3. the right of one car etc to move first eg when crossing a cross-roads, or going round a roundabout. It was your fault that our cars crashed – I had right of way.
serve right
to be the punishment deserved by. If you fall and hurt yourself, it'll serve you right for climbing up there when I told you not to.
References in periodicals archive ?
DAVID Cameron is set to shower ministerial posts on Tory right-wingers today as the Conservatives desert the centre-ground after their general election triumph.
However, one should not pin many hopes on any future left-leaning government, as the right-wingers are in positions of power in Israel.
The Israeli right-wingers said the visit is in response to an incident last month when a Palestinian police officer opened fire on a group of Israeli settlers who invaded the tomb, killing one.
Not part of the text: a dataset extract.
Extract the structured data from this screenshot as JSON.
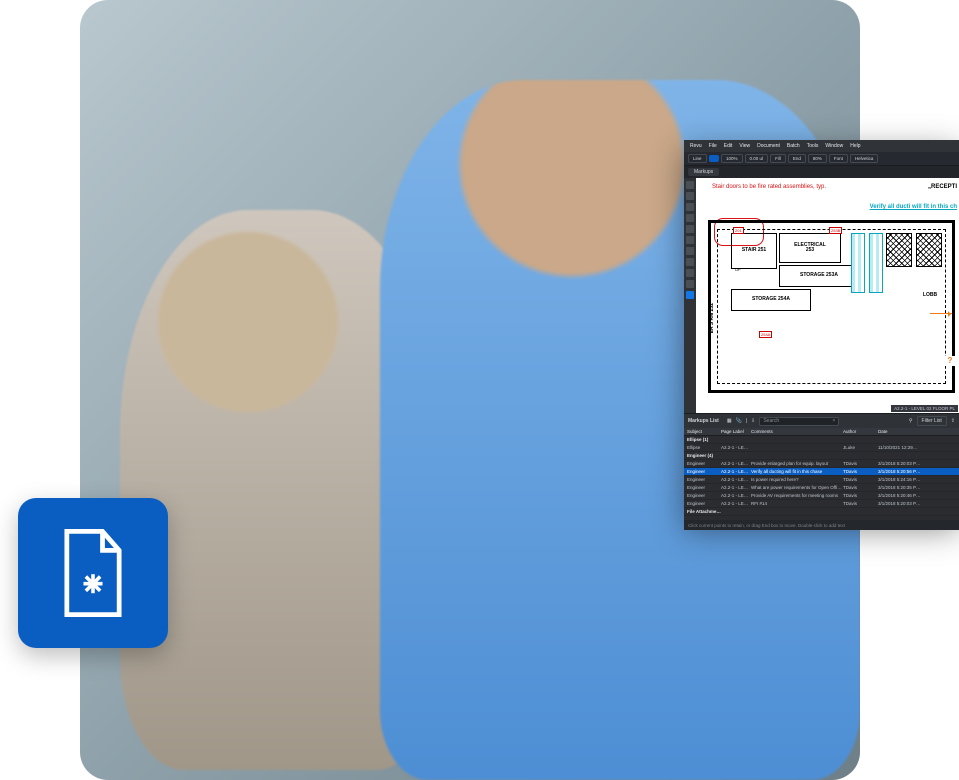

The appointments were expected a month ago, prompting suspicions that the delay is due to the right-wingers criticism against the government policy.
Right-wingers like David Davies of Monmouth will always oppose any form of Welsh democracy, but these right-wingers will also always be out of touch with the progressive values of the people of Wales.
Representatives from DreamWorks didn't respond to requests for comment on Ugly's return and her unpopularity with right-wingers.
As soon as I saw David Weigel's article "Treason of the Clerk" (July), I knew I was in for more thinly supported charges that free speech is endangered because of the "political climate" produced by hysterical right-wingers.
While Kato said he sees a ''dangerous'' kind of nationalism in today's Japan, analysts warn that right-wingers desperate to draw public attention could do something sensational such as randomly attacking other lawmakers as well as ordinary people and possibly foreigners.
It is the right-wingers who are threatening the world, not bin Laden.
Right-wingers and bugged parents vote to pass the abortion-notification measure, while feminists taunt parents as the sort of people who can't be trusted with such touchy info.
THE suggestion by a committee of MPs that failed asylum seekers and illegal immigrants should still be entitled to free treatment for HIV will be greeted with spluttering outrage by red-necked right-wingers.
The archbishop held an unprecedented Press conference in Rome to slam right-wingers who are shocked by his liberal views on birth control, priests' celibacy and homosexuals.